(Additional prayers may be found at Prayers for All Occasions.)
God be with you 'til we meet again.
Today’s “Remember the Bible” Question
What verse tells us that God’s greatness is “unsearchable”?
Fellowship means among other things that we are ready to receive of Christ from others. Other believers minister Christ to me, and I am ready to receive.
~ Watchman Nee
1 Peter 1:1, 13-15, 2:4-5, 3:13-15, 4:1, 5:6-11 (ESV)
Summary of 1 Peter
1:1 To those who are elect exiles . . . .
1:13-15 Therefore, preparing your minds for action, and being sober-minded, set your hope fully on the grace that will be brought to you at the revelation of Jesus Christ. As obedient children, do not be conformed to the passions of your former ignorance, but as he who called you is holy, you also be holy in all your conduct.
2:4-5 As you come to him, a living stone rejected by men but in the sight of God chosen and precious, you yourselves like living stones are being built up as a spiritual house, to be a holy priesthood.
3:13-15 Now who is there to harm you if you are zealous for what is good? But even if you should suffer for righteousness’ sake, you will be blessed. Have no fear of them, nor be troubled, but in your hearts honor Christ the Lord as holy, always being prepared to make a defense to anyone who asks you for a reason for the hope that is in you; yet do it with gentleness and respect.
4:1 Since therefore Christ suffered in the flesh, arm yourselves with the same way of thinking, for whoever has suffered in the flesh has ceased from sin.

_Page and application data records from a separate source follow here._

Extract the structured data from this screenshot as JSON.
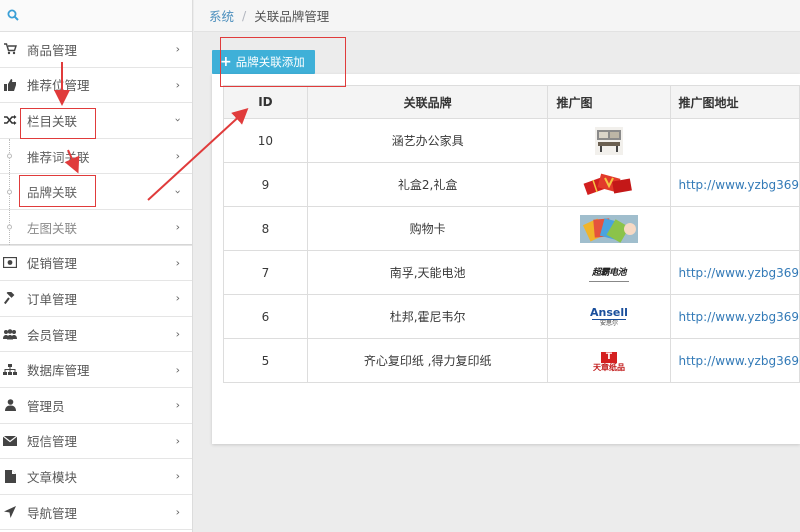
{
  "breadcrumb": {
    "root": "系统",
    "separator": "/",
    "current": "关联品牌管理"
  },
  "sidebar": {
    "items": [
      {
        "label": "商品管理",
        "icon": "cart-icon"
      },
      {
        "label": "推荐位管理",
        "icon": "thumbs-up-icon"
      },
      {
        "label": "栏目关联",
        "icon": "shuffle-icon",
        "expanded": true
      },
      {
        "label": "推荐词关联",
        "sub": true
      },
      {
        "label": "品牌关联",
        "sub": true,
        "active": true
      },
      {
        "label": "左图关联",
        "sub": true
      },
      {
        "label": "促销管理",
        "icon": "money-icon"
      },
      {
        "label": "订单管理",
        "icon": "gavel-icon"
      },
      {
        "label": "会员管理",
        "icon": "users-icon"
      },
      {
        "label": "数据库管理",
        "icon": "sitemap-icon"
      },
      {
        "label": "管理员",
        "icon": "user-icon"
      },
      {
        "label": "短信管理",
        "icon": "envelope-icon"
      },
      {
        "label": "文章模块",
        "icon": "file-icon"
      },
      {
        "label": "导航管理",
        "icon": "location-arrow-icon"
      }
    ]
  },
  "toolbar": {
    "add_label": "品牌关联添加"
  },
  "table": {
    "headers": [
      "ID",
      "关联品牌",
      "推广图",
      "推广图地址"
    ],
    "rows": [
      {
        "id": "10",
        "brand": "涵艺办公家具",
        "thumb": "furniture",
        "url": ""
      },
      {
        "id": "9",
        "brand": "礼盒2,礼盒",
        "thumb": "giftbox",
        "url": "http://www.yzbg369"
      },
      {
        "id": "8",
        "brand": "购物卡",
        "thumb": "cards",
        "url": ""
      },
      {
        "id": "7",
        "brand": "南孚,天能电池",
        "thumb": "battery-logo",
        "url": "http://www.yzbg369"
      },
      {
        "id": "6",
        "brand": "杜邦,霍尼韦尔",
        "thumb": "ansell-logo",
        "url": "http://www.yzbg369"
      },
      {
        "id": "5",
        "brand": "齐心复印纸 ,得力复印纸",
        "thumb": "paper-logo",
        "url": "http://www.yzbg369"
      }
    ]
  },
  "thumb_text": {
    "battery": "超霸电池",
    "ansell_main": "Ansell",
    "ansell_sub": "安思尔",
    "paper_mark": "T",
    "paper_text": "天章纸品"
  },
  "colors": {
    "accent": "#3fb0d8",
    "link": "#4c8fbd",
    "annotation": "#e03b3b"
  }
}
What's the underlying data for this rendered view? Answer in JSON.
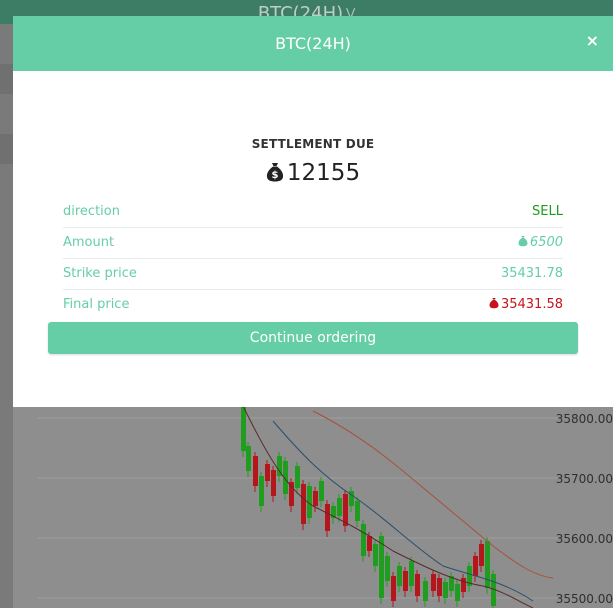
{
  "background": {
    "top_bar_title": "BTC(24H)",
    "price_axis": [
      "35800.00",
      "35700.00",
      "35600.00",
      "35500.00"
    ]
  },
  "modal": {
    "title": "BTC(24H)",
    "close_symbol": "×",
    "settlement_label": "SETTLEMENT DUE",
    "settlement_amount": "12155",
    "rows": [
      {
        "label": "direction",
        "value": "SELL"
      },
      {
        "label": "Amount",
        "value": "6500"
      },
      {
        "label": "Strike price",
        "value": "35431.78"
      },
      {
        "label": "Final price",
        "value": "35431.58"
      }
    ],
    "continue_label": "Continue ordering"
  },
  "colors": {
    "accent": "#66cea6",
    "sell": "#1c9c1c",
    "loss": "#c6151a"
  }
}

5:6-11 Humble yourselves, therefore, under the mighty hand of God so that at the proper time he may exalt you, casting all your anxieties on him, because he cares for you. . . . And after you have suffered a little while, the God of all grace, who has called you to his eternal glory in Christ, will himself restore, confirm, strengthen, and establish you. To him be the dominion forever and ever. Amen.
Notes on the Scripture
1 Peter was addressed from Peter, the first bishop in Rome, to Christians who had been exiled and scattered throughout Turkey. The purpose was to bolster their spirits and their faith, and to teach them about how to serve Christ best under persecution.
e begins by orienting them to their faith, reminding them to set their minds on their grace rather than being sucked back into the worldly orientation of their former lives. He reminds them how important this is, because they have a purpose, a mission. Just as Christ told Peter that he was the “stone upon which I will build my church,” Peter tell them that they are living stones in Christ’s church on earth.
He then teaches them how to serve Christ under persecution. As Christ suffered derision and ultimately death in His life, and yet remained gentle, they should consider that their suffering is not the product of wrongdoing, but a painful period that will make them blessed by God. But to best show Christ’s glory to nonbelievers, they should not be nasty or hostile to the society even though it scorns them.
Rather, they are to be respectful and humble to all those in authority, subjecting themselves both to the leaders inside the Christian community and in the hostile society where they live. (And within the church, leaders should be humble towards those they lead, serving them rather than dominating them.)
Finally, he urges them to turn their great anxieties over to God and not to worry, for their Christian conduct will be the source of the greatest reward imaginable. God is ultimately in charge, and they do not need to worry as long as they stay strong in their faith.